A fire reportedly caught near the base of the Sigma Phi Epsilon house at 237 Langdon St. last May, burning most of the second and third floors until the Madison Fire Department was able to stop the flames.
Ryan Sugden, vice president of the SigEp alumni board, said the fraternity expects to open a new, state-of-the-art house on the same property as the old building by fall 2010.
“We’re going to be surveying other Sigma Phi Epsilon chapters across the country and other fraternities on campus and across the country to build and develop the best fraternity house possible,” Sugden said.
Twenty SigEp members will be sharing space with Tau Kappa Epsilon this academic year, and officials said they hope to rent their own house on Langdon Street for 2009-10.
The city of Madison has deemed the burned house unstable, and the fraternity is seeking approval to demolish it. While Sugden said he hoped it would be done by the end of the summer, demolition will likely not begin until September.
Sugden said he predicts the fraternity’s incoming rush classes to drop as a result of the fire but expects to remain one of the largest fraternities on campus.
“We will not use the fire as an excuse to explain away any drop in recruitment or any drop in the good actions we do on campus, including our philanthropic events and community service,” Sugden said.
SigEp president Mike Miesen said in order to keep recruitment up, the fraternity must become more “creative.”
“It’s a long process, but at the end we’re going to have a pretty cool-looking house,” Miesen said, adding an extensive library and a gym may be a part of the new SigEp residence.
MFD has yet to determine the cause of the fire, and Sugden said an independent investigation by the fraternity’s insurance company found the fire started outside the house.
But MFD spokesperson Bernadette Galvez said the department has not ruled any of the possibilities out and that the investigation is still ongoing.
“We don’t have enough pieces of the puzzle to determine the cause of the fire at this time, but there are more pieces of the puzzle out there that we are attempting to obtain,” Galvez said.
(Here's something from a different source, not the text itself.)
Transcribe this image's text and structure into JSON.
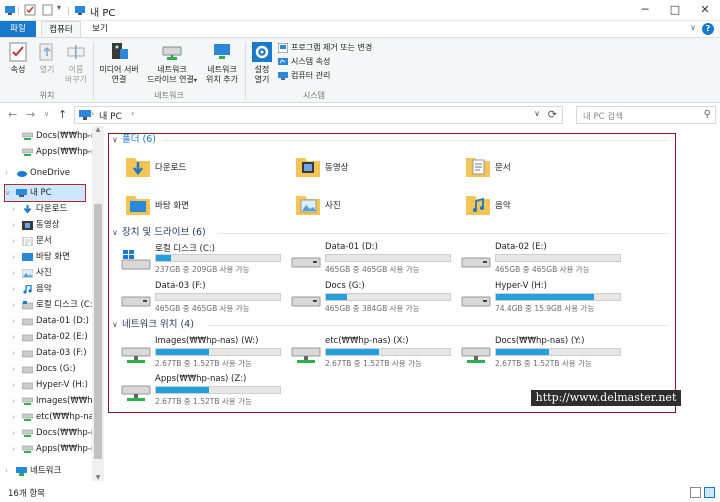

Nearly all members living in the house at the time of the fire had insurance to cover their losses, which Sugden said for totaled nearly $20,000 for some fraternity members.